[Exercise] The records below must be returned in full and unaltered.

[Dataset excerpts]
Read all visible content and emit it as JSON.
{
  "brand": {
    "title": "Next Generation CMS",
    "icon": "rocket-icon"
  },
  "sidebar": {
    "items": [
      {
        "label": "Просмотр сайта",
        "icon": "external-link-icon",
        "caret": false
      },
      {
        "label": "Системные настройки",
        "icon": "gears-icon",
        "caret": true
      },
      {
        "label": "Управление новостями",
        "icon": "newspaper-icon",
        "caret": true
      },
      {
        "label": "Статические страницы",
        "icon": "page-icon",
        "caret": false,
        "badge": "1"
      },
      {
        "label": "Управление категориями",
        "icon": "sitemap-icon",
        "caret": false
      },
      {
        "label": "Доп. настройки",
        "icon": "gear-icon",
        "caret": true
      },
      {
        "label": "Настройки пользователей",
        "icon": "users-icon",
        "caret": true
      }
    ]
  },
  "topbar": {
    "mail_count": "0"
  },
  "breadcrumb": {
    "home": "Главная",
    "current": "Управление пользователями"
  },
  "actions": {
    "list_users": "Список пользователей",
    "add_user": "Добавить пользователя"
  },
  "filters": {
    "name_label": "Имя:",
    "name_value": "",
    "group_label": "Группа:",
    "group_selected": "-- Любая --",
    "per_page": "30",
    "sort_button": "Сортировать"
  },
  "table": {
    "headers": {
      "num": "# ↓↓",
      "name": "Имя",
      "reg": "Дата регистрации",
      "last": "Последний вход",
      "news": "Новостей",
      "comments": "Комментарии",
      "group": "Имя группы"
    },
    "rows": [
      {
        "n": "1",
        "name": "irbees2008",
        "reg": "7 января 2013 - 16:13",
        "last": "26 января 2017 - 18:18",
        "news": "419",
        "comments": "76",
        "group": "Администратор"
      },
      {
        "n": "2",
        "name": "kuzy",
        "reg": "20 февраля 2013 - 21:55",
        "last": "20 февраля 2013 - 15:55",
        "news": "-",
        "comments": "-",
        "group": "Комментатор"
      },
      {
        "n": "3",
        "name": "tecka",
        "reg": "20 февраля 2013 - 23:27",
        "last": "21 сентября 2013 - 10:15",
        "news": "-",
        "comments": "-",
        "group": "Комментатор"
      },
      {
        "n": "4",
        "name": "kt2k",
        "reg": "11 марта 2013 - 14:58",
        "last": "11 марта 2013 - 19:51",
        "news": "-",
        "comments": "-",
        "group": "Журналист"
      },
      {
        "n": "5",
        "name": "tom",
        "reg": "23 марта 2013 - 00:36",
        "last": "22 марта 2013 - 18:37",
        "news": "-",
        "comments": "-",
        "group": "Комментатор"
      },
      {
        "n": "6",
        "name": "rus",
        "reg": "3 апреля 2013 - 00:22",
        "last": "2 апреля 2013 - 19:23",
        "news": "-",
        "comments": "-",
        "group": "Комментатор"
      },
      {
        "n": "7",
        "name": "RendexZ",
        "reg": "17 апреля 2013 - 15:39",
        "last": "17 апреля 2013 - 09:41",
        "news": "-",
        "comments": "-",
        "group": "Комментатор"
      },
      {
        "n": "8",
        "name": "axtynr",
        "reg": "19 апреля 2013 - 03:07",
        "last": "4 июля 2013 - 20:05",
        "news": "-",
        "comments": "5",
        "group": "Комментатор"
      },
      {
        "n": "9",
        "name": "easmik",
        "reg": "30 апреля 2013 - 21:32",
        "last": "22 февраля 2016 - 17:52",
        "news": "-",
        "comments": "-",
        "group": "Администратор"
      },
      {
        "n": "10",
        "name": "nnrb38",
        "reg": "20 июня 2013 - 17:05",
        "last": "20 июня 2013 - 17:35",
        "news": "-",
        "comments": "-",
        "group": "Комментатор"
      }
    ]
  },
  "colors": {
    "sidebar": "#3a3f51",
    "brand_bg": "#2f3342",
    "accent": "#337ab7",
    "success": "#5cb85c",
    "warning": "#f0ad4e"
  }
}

[Result below]
Read all visible content and emit it as JSON.
{
  "brand": {
    "title": "Next Generation CMS",
    "icon": "rocket-icon"
  },
  "sidebar": {
    "items": [
      {
        "label": "Просмотр сайта",
        "icon": "external-link-icon",
        "caret": false
      },
      {
        "label": "Системные настройки",
        "icon": "gears-icon",
        "caret": true
      },
      {
        "label": "Управление новостями",
        "icon": "newspaper-icon",
        "caret": true
      },
      {
        "label": "Статические страницы",
        "icon": "page-icon",
        "caret": false,
        "badge": "1"
      },
      {
        "label": "Управление категориями",
        "icon": "sitemap-icon",
        "caret": false
      },
      {
        "label": "Доп. настройки",
        "icon": "gear-icon",
        "caret": true
      },
      {
        "label": "Настройки пользователей",
        "icon": "users-icon",
        "caret": true
      }
    ]
  },
  "topbar": {
    "mail_count": "0"
  },
  "breadcrumb": {
    "home": "Главная",
    "current": "Управление пользователями"
  },
  "actions": {
    "list_users": "Список пользователей",
    "add_user": "Добавить пользователя"
  },
  "filters": {
    "name_label": "Имя:",
    "name_value": "",
    "group_label": "Группа:",
    "group_selected": "-- Любая --",
    "per_page": "30",
    "sort_button": "Сортировать"
  },
  "table": {
    "headers": {
      "num": "# ↓↓",
      "name": "Имя",
      "reg": "Дата регистрации",
      "last": "Последний вход",
      "news": "Новостей",
      "comments": "Комментарии",
      "group": "Имя группы"
    },
    "rows": [
      {
        "n": "1",
        "name": "irbees2008",
        "reg": "7 января 2013 - 16:13",
        "last": "26 января 2017 - 18:18",
        "news": "419",
        "comments": "76",
        "group": "Администратор"
      },
      {
        "n": "2",
        "name": "kuzy",
        "reg": "20 февраля 2013 - 21:55",
        "last": "20 февраля 2013 - 15:55",
        "news": "-",
        "comments": "-",
        "group": "Комментатор"
      },
      {
        "n": "3",
        "name": "tecka",
        "reg": "20 февраля 2013 - 23:27",
        "last": "21 сентября 2013 - 10:15",
        "news": "-",
        "comments": "-",
        "group": "Комментатор"
      },
      {
        "n": "4",
        "name": "kt2k",
        "reg": "11 марта 2013 - 14:58",
        "last": "11 марта 2013 - 19:51",
        "news": "-",
        "comments": "-",
        "group": "Журналист"
      },
      {
        "n": "5",
        "name": "tom",
        "reg": "23 марта 2013 - 00:36",
        "last": "22 марта 2013 - 18:37",
        "news": "-",
        "comments": "-",
        "group": "Комментатор"
      },
      {
        "n": "6",
        "name": "rus",
        "reg": "3 апреля 2013 - 00:22",
        "last": "2 апреля 2013 - 19:23",
        "news": "-",
        "comments": "-",
        "group": "Комментатор"
      },
      {
        "n": "7",
        "name": "RendexZ",
        "reg": "17 апреля 2013 - 15:39",
        "last": "17 апреля 2013 - 09:41",
        "news": "-",
        "comments": "-",
        "group": "Комментатор"
      },
      {
        "n": "8",
        "name": "axtynr",
        "reg": "19 апреля 2013 - 03:07",
        "last": "4 июля 2013 - 20:05",
        "news": "-",
        "comments": "5",
        "group": "Комментатор"
      },
      {
        "n": "9",
        "name": "easmik",
        "reg": "30 апреля 2013 - 21:32",
        "last": "22 февраля 2016 - 17:52",
        "news": "-",
        "comments": "-",
        "group": "Администратор"
      },
      {
        "n": "10",
        "name": "nnrb38",
        "reg": "20 июня 2013 - 17:05",
        "last": "20 июня 2013 - 17:35",
        "news": "-",
        "comments": "-",
        "group": "Комментатор"
      }
    ]
  },
  "colors": {
    "sidebar": "#3a3f51",
    "brand_bg": "#2f3342",
    "accent": "#337ab7",
    "success": "#5cb85c",
    "warning": "#f0ad4e"
  }
}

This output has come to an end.